→ Task to carry out:
Answer with a bare number: the count of lines in the data below that contain the word "question".

[Items from an interface collection]
===

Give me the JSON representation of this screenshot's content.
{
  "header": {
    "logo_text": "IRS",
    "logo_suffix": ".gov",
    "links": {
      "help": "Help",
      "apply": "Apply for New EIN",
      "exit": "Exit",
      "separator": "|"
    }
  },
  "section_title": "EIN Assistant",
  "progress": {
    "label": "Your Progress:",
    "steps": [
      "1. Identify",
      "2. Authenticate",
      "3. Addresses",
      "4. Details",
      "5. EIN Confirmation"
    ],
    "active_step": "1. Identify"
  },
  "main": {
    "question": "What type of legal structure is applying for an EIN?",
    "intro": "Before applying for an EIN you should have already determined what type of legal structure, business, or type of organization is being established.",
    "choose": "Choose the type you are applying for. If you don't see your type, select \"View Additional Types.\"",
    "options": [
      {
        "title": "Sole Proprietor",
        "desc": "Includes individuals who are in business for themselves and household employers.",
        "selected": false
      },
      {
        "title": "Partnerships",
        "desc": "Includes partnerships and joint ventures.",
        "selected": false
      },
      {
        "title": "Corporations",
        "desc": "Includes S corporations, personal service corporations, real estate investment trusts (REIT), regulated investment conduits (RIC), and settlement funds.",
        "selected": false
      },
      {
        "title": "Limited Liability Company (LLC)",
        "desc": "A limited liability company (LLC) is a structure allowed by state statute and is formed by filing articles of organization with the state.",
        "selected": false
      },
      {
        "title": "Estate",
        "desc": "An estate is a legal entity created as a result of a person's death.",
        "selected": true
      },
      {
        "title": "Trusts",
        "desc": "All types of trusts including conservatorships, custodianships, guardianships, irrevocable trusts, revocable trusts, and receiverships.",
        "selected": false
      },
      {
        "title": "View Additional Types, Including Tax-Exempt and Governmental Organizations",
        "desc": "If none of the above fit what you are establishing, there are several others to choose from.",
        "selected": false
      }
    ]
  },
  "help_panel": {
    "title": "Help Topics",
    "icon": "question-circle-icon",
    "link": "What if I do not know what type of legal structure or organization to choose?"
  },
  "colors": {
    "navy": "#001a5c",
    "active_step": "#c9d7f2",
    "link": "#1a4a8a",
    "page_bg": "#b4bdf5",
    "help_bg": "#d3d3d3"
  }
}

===

→ Finished task:
2